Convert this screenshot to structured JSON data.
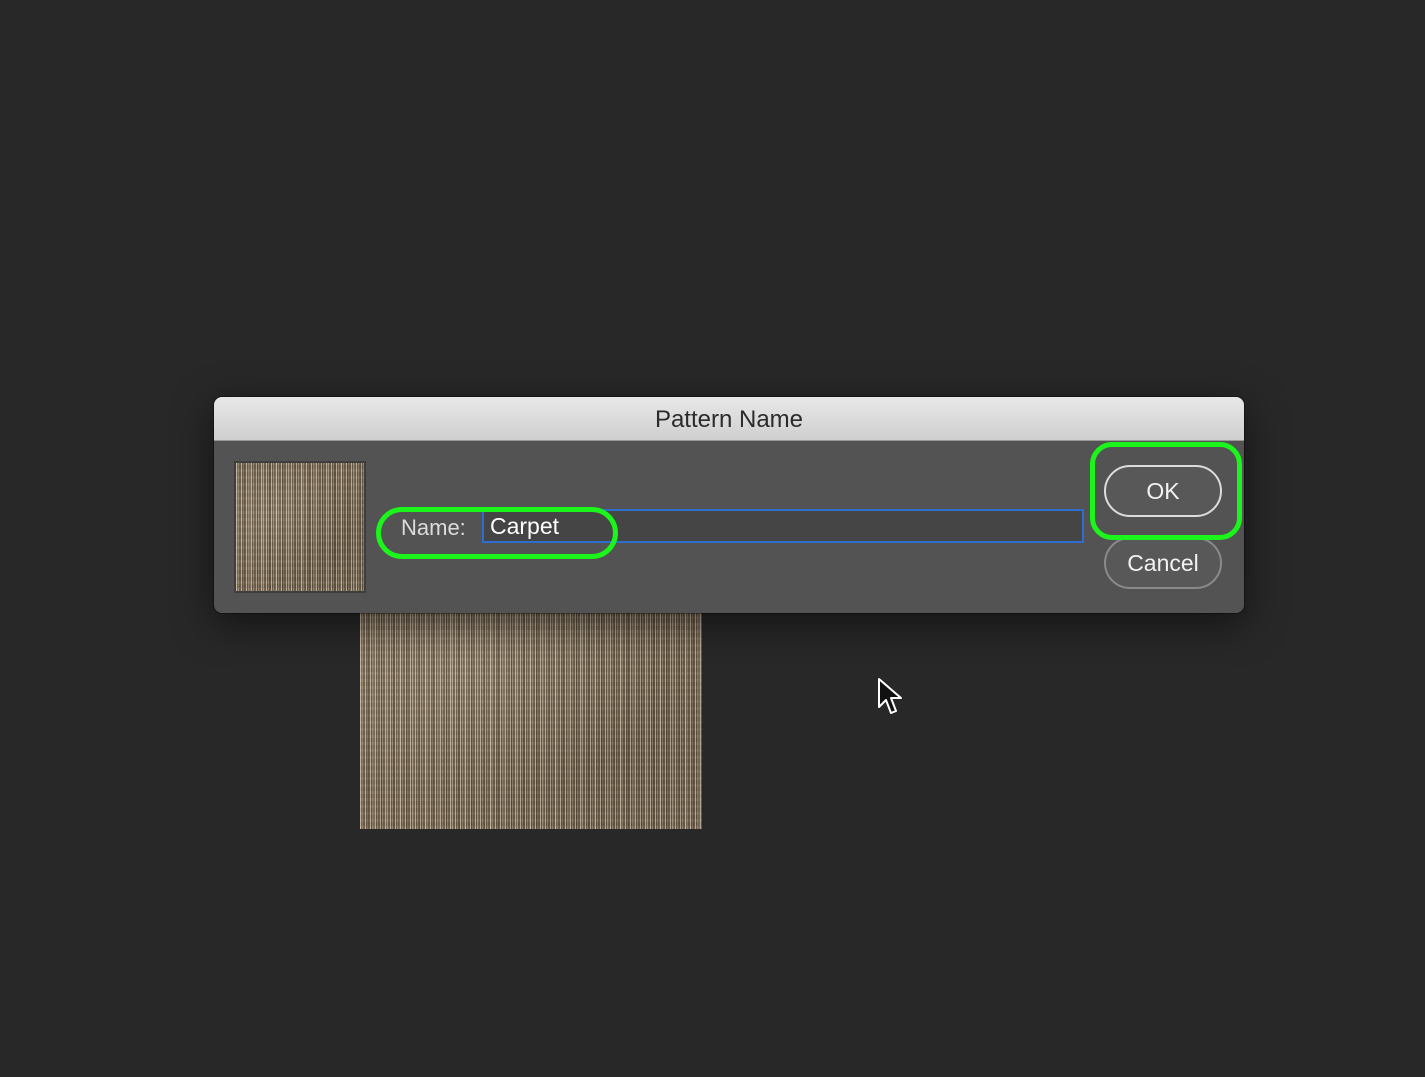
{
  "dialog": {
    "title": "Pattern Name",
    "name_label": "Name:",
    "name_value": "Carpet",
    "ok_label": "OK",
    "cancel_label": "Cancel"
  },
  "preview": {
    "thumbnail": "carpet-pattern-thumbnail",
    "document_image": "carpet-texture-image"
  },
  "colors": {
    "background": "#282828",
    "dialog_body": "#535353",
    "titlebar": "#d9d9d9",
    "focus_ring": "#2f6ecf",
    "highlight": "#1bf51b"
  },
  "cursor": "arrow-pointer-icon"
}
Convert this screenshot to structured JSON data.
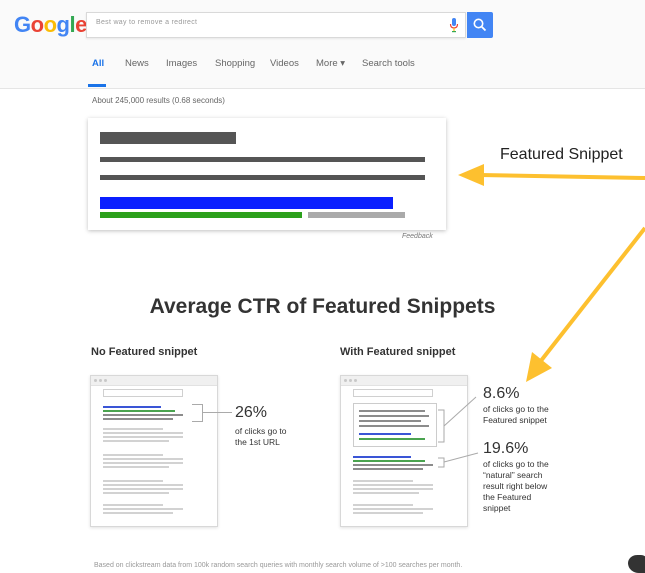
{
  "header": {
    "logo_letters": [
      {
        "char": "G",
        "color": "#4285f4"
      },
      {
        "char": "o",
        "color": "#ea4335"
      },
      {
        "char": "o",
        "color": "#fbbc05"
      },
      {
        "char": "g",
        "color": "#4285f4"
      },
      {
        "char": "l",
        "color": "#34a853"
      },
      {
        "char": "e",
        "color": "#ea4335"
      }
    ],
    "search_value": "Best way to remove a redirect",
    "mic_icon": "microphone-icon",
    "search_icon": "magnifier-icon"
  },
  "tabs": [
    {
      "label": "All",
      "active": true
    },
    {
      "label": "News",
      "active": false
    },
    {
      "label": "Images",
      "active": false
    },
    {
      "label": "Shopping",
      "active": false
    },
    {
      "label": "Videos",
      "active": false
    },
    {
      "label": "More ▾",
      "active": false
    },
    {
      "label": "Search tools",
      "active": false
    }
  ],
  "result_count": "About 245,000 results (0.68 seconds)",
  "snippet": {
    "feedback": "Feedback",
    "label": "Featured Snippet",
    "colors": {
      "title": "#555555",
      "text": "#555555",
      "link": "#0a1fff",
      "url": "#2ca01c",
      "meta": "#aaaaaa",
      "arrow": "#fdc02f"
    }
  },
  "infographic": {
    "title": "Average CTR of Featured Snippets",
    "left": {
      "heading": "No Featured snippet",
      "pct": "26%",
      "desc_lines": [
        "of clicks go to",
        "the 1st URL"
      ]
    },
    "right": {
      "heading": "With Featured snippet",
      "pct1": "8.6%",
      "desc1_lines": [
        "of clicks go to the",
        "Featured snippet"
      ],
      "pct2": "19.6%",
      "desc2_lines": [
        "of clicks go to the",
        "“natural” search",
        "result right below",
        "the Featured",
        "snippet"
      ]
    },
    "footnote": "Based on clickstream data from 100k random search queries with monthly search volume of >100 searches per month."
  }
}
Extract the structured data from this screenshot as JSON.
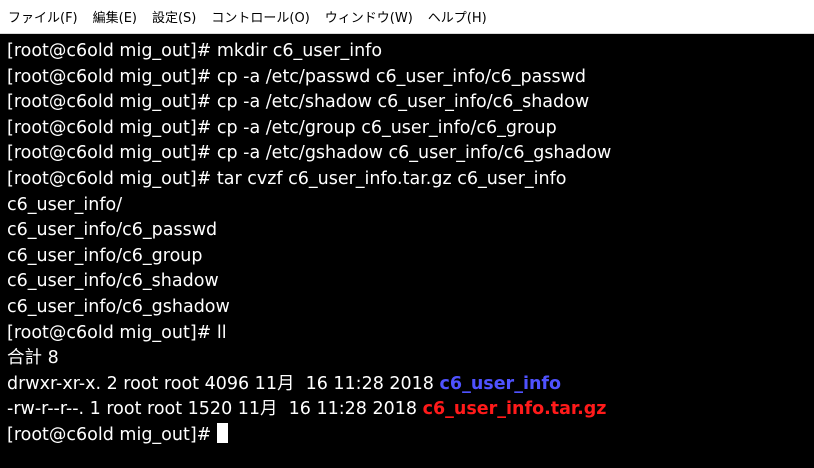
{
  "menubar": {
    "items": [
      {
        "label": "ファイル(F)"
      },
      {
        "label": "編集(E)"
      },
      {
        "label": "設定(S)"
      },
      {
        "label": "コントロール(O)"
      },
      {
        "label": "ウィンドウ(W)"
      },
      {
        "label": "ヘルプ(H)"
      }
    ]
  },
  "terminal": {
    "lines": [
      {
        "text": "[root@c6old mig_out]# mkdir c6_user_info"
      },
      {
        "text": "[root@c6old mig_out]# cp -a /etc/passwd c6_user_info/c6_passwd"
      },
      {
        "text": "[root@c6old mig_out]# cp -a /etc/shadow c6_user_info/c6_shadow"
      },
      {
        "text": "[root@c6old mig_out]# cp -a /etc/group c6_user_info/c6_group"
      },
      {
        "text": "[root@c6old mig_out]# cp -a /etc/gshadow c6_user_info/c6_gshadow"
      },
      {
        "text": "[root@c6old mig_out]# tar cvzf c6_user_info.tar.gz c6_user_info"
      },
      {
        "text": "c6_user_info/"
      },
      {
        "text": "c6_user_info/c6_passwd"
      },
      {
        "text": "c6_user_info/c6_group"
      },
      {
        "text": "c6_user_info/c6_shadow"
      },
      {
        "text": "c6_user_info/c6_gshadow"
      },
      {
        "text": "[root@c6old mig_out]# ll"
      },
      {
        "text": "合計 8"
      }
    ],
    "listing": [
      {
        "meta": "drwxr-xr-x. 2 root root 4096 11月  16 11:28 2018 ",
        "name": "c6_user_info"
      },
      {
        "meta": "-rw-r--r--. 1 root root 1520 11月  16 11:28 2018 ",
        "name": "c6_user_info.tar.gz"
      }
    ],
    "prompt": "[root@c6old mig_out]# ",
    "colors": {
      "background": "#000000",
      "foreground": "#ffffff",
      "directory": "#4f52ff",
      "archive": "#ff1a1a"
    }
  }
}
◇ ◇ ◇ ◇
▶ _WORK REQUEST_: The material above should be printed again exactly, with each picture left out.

▶ _SOLVED PROBLEM_:
Convert this screenshot to structured JSON data.
{
  "dialog": {
    "title": "Pattern Name",
    "name_label": "Name:",
    "name_value": "Carpet",
    "ok_label": "OK",
    "cancel_label": "Cancel"
  },
  "preview": {
    "thumbnail": "carpet-pattern-thumbnail",
    "document_image": "carpet-texture-image"
  },
  "colors": {
    "background": "#282828",
    "dialog_body": "#535353",
    "titlebar": "#d9d9d9",
    "focus_ring": "#2f6ecf",
    "highlight": "#1bf51b"
  },
  "cursor": "arrow-pointer-icon"
}
Convert this screenshot to structured JSON data.
{
  "header": {
    "logo_letters": [
      {
        "char": "G",
        "color": "#4285f4"
      },
      {
        "char": "o",
        "color": "#ea4335"
      },
      {
        "char": "o",
        "color": "#fbbc05"
      },
      {
        "char": "g",
        "color": "#4285f4"
      },
      {
        "char": "l",
        "color": "#34a853"
      },
      {
        "char": "e",
        "color": "#ea4335"
      }
    ],
    "search_value": "Best way to remove a redirect",
    "mic_icon": "microphone-icon",
    "search_icon": "magnifier-icon"
  },
  "tabs": [
    {
      "label": "All",
      "active": true
    },
    {
      "label": "News",
      "active": false
    },
    {
      "label": "Images",
      "active": false
    },
    {
      "label": "Shopping",
      "active": false
    },
    {
      "label": "Videos",
      "active": false
    },
    {
      "label": "More ▾",
      "active": false
    },
    {
      "label": "Search tools",
      "active": false
    }
  ],
  "result_count": "About 245,000 results (0.68 seconds)",
  "snippet": {
    "feedback": "Feedback",
    "label": "Featured Snippet",
    "colors": {
      "title": "#555555",
      "text": "#555555",
      "link": "#0a1fff",
      "url": "#2ca01c",
      "meta": "#aaaaaa",
      "arrow": "#fdc02f"
    }
  },
  "infographic": {
    "title": "Average CTR of Featured Snippets",
    "left": {
      "heading": "No Featured snippet",
      "pct": "26%",
      "desc_lines": [
        "of clicks go to",
        "the 1st URL"
      ]
    },
    "right": {
      "heading": "With Featured snippet",
      "pct1": "8.6%",
      "desc1_lines": [
        "of clicks go to the",
        "Featured snippet"
      ],
      "pct2": "19.6%",
      "desc2_lines": [
        "of clicks go to the",
        "“natural” search",
        "result right below",
        "the Featured",
        "snippet"
      ]
    },
    "footnote": "Based on clickstream data from 100k random search queries with monthly search volume of >100 searches per month."
  }
}
Extract the structured data from this screenshot as JSON.
{
  "menubar": {
    "items": [
      {
        "label": "ファイル(F)"
      },
      {
        "label": "編集(E)"
      },
      {
        "label": "設定(S)"
      },
      {
        "label": "コントロール(O)"
      },
      {
        "label": "ウィンドウ(W)"
      },
      {
        "label": "ヘルプ(H)"
      }
    ]
  },
  "terminal": {
    "lines": [
      {
        "text": "[root@c6old mig_out]# mkdir c6_user_info"
      },
      {
        "text": "[root@c6old mig_out]# cp -a /etc/passwd c6_user_info/c6_passwd"
      },
      {
        "text": "[root@c6old mig_out]# cp -a /etc/shadow c6_user_info/c6_shadow"
      },
      {
        "text": "[root@c6old mig_out]# cp -a /etc/group c6_user_info/c6_group"
      },
      {
        "text": "[root@c6old mig_out]# cp -a /etc/gshadow c6_user_info/c6_gshadow"
      },
      {
        "text": "[root@c6old mig_out]# tar cvzf c6_user_info.tar.gz c6_user_info"
      },
      {
        "text": "c6_user_info/"
      },
      {
        "text": "c6_user_info/c6_passwd"
      },
      {
        "text": "c6_user_info/c6_group"
      },
      {
        "text": "c6_user_info/c6_shadow"
      },
      {
        "text": "c6_user_info/c6_gshadow"
      },
      {
        "text": "[root@c6old mig_out]# ll"
      },
      {
        "text": "合計 8"
      }
    ],
    "listing": [
      {
        "meta": "drwxr-xr-x. 2 root root 4096 11月  16 11:28 2018 ",
        "name": "c6_user_info"
      },
      {
        "meta": "-rw-r--r--. 1 root root 1520 11月  16 11:28 2018 ",
        "name": "c6_user_info.tar.gz"
      }
    ],
    "prompt": "[root@c6old mig_out]# ",
    "colors": {
      "background": "#000000",
      "foreground": "#ffffff",
      "directory": "#4f52ff",
      "archive": "#ff1a1a"
    }
  }
}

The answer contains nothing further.